──────── Records

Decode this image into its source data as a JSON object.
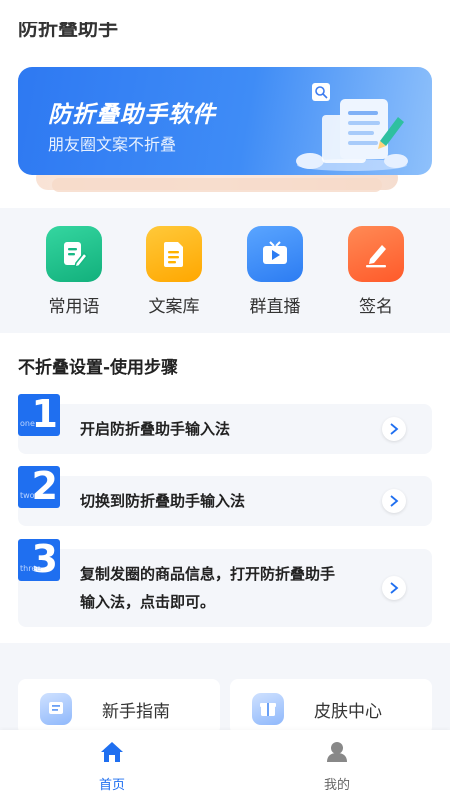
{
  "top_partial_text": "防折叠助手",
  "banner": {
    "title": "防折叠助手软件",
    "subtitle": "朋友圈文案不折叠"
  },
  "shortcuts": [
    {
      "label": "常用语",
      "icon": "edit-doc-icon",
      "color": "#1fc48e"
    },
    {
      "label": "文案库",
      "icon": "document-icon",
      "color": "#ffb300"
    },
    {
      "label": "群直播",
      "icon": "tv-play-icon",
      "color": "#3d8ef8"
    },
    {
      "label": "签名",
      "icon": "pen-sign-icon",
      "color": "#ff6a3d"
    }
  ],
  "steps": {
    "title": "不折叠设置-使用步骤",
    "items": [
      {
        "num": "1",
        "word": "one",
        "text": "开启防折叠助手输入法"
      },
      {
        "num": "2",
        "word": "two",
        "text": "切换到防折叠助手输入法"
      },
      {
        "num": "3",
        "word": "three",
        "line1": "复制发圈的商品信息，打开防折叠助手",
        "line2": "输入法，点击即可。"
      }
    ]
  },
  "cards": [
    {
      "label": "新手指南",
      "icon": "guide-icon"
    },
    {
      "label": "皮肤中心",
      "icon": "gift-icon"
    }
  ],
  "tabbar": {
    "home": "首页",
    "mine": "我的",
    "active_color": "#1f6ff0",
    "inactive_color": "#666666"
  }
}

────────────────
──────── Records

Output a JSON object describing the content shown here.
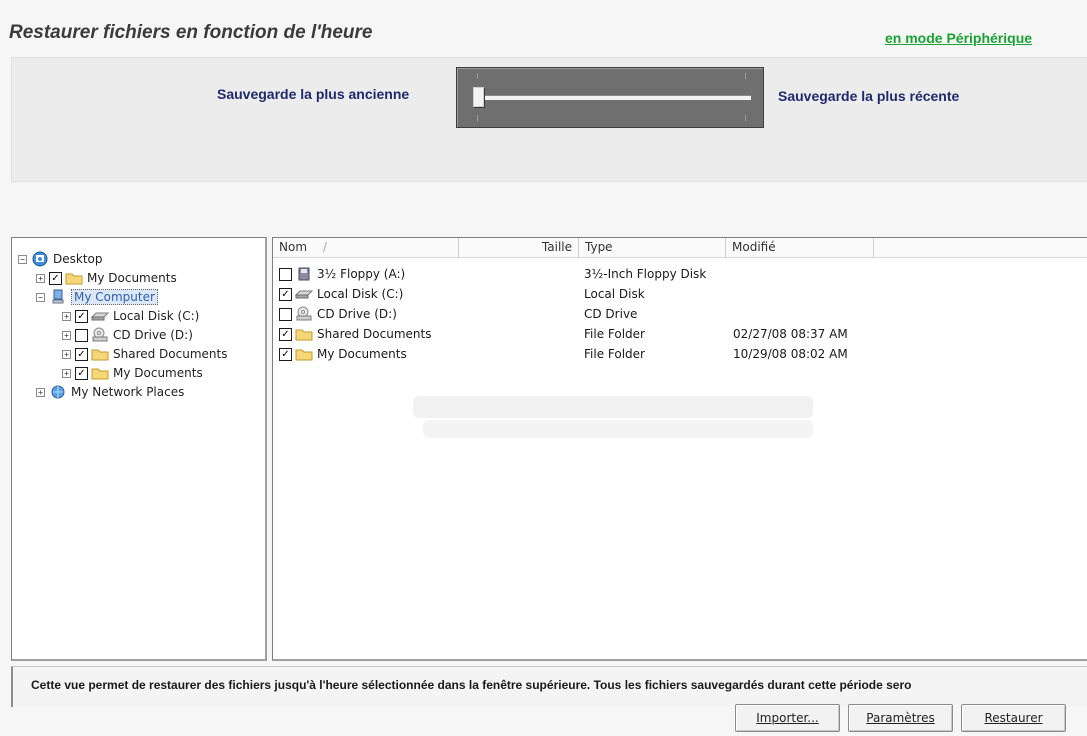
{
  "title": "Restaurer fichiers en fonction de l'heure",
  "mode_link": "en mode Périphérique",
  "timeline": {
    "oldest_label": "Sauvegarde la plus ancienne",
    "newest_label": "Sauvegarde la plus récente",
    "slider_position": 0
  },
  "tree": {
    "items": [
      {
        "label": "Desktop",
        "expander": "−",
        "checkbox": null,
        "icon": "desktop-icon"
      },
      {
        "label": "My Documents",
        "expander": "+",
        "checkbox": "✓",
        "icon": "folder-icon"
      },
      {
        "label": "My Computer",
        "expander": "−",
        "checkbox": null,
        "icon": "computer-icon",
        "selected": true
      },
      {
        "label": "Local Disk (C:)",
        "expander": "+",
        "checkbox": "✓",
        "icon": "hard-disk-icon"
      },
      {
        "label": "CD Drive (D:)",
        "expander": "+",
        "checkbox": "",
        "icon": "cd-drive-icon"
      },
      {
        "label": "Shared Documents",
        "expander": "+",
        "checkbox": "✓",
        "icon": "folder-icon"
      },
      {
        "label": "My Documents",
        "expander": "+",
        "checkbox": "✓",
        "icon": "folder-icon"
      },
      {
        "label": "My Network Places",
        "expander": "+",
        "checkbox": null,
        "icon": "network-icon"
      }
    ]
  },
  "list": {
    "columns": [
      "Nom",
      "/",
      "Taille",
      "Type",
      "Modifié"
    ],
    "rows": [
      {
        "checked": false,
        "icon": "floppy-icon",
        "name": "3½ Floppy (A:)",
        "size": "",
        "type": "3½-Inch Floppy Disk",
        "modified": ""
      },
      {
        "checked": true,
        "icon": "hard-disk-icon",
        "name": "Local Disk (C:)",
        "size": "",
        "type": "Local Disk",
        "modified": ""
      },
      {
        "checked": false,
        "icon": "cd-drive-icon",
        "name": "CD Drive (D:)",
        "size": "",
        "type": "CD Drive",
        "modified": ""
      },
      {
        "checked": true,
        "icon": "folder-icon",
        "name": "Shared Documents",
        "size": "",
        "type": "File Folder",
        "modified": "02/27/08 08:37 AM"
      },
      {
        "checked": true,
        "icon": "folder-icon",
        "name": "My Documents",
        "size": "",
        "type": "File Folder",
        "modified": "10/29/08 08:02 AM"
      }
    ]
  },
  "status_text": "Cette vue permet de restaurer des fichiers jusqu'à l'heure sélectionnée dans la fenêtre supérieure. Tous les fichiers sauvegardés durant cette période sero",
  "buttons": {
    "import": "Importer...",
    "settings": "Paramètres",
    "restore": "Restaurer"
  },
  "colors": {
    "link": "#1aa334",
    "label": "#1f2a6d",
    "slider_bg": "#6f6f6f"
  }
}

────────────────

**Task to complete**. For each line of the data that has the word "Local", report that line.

**Reply**.
        "label": "Local Disk (C:)",
        "name": "Local Disk (C:)",
        "type": "Local Disk",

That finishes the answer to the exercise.